Entries shown section start

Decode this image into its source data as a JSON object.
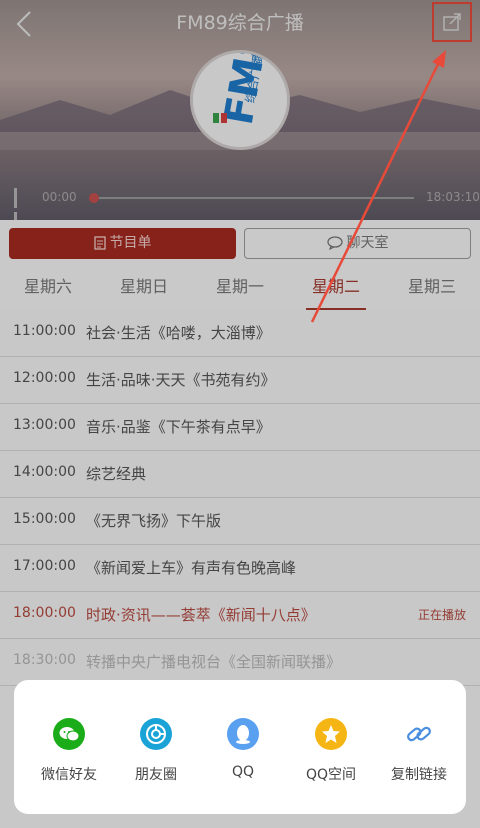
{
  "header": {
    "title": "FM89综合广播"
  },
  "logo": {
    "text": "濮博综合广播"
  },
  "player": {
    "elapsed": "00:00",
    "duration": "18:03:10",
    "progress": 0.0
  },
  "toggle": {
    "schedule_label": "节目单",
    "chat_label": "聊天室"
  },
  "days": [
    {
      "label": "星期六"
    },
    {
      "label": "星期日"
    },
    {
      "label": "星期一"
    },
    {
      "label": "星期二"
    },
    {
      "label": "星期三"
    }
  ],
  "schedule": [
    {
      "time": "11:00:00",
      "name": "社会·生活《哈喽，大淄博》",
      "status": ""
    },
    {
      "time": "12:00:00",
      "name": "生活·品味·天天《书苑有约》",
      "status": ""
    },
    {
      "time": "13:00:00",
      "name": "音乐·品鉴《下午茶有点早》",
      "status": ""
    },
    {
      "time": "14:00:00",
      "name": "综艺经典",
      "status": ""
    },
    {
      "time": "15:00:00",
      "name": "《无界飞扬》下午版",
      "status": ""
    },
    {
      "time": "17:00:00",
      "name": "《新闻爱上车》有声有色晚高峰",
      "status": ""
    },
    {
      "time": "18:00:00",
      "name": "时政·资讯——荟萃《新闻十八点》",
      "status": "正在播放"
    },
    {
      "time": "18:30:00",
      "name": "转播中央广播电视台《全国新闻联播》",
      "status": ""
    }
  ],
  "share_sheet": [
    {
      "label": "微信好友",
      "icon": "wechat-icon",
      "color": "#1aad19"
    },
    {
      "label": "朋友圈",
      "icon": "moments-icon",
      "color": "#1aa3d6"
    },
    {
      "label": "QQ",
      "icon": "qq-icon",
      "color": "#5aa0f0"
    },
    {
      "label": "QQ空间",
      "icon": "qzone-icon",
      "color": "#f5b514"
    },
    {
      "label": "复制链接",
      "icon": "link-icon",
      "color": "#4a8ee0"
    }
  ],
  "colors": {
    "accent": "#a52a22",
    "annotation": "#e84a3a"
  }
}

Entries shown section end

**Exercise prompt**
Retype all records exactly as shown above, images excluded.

**Answer to this task**
Decode this image into its source data as a JSON object.
{
  "header": {
    "title": "FM89综合广播"
  },
  "logo": {
    "text": "濮博综合广播"
  },
  "player": {
    "elapsed": "00:00",
    "duration": "18:03:10",
    "progress": 0.0
  },
  "toggle": {
    "schedule_label": "节目单",
    "chat_label": "聊天室"
  },
  "days": [
    {
      "label": "星期六"
    },
    {
      "label": "星期日"
    },
    {
      "label": "星期一"
    },
    {
      "label": "星期二"
    },
    {
      "label": "星期三"
    }
  ],
  "schedule": [
    {
      "time": "11:00:00",
      "name": "社会·生活《哈喽，大淄博》",
      "status": ""
    },
    {
      "time": "12:00:00",
      "name": "生活·品味·天天《书苑有约》",
      "status": ""
    },
    {
      "time": "13:00:00",
      "name": "音乐·品鉴《下午茶有点早》",
      "status": ""
    },
    {
      "time": "14:00:00",
      "name": "综艺经典",
      "status": ""
    },
    {
      "time": "15:00:00",
      "name": "《无界飞扬》下午版",
      "status": ""
    },
    {
      "time": "17:00:00",
      "name": "《新闻爱上车》有声有色晚高峰",
      "status": ""
    },
    {
      "time": "18:00:00",
      "name": "时政·资讯——荟萃《新闻十八点》",
      "status": "正在播放"
    },
    {
      "time": "18:30:00",
      "name": "转播中央广播电视台《全国新闻联播》",
      "status": ""
    }
  ],
  "share_sheet": [
    {
      "label": "微信好友",
      "icon": "wechat-icon",
      "color": "#1aad19"
    },
    {
      "label": "朋友圈",
      "icon": "moments-icon",
      "color": "#1aa3d6"
    },
    {
      "label": "QQ",
      "icon": "qq-icon",
      "color": "#5aa0f0"
    },
    {
      "label": "QQ空间",
      "icon": "qzone-icon",
      "color": "#f5b514"
    },
    {
      "label": "复制链接",
      "icon": "link-icon",
      "color": "#4a8ee0"
    }
  ],
  "colors": {
    "accent": "#a52a22",
    "annotation": "#e84a3a"
  }
}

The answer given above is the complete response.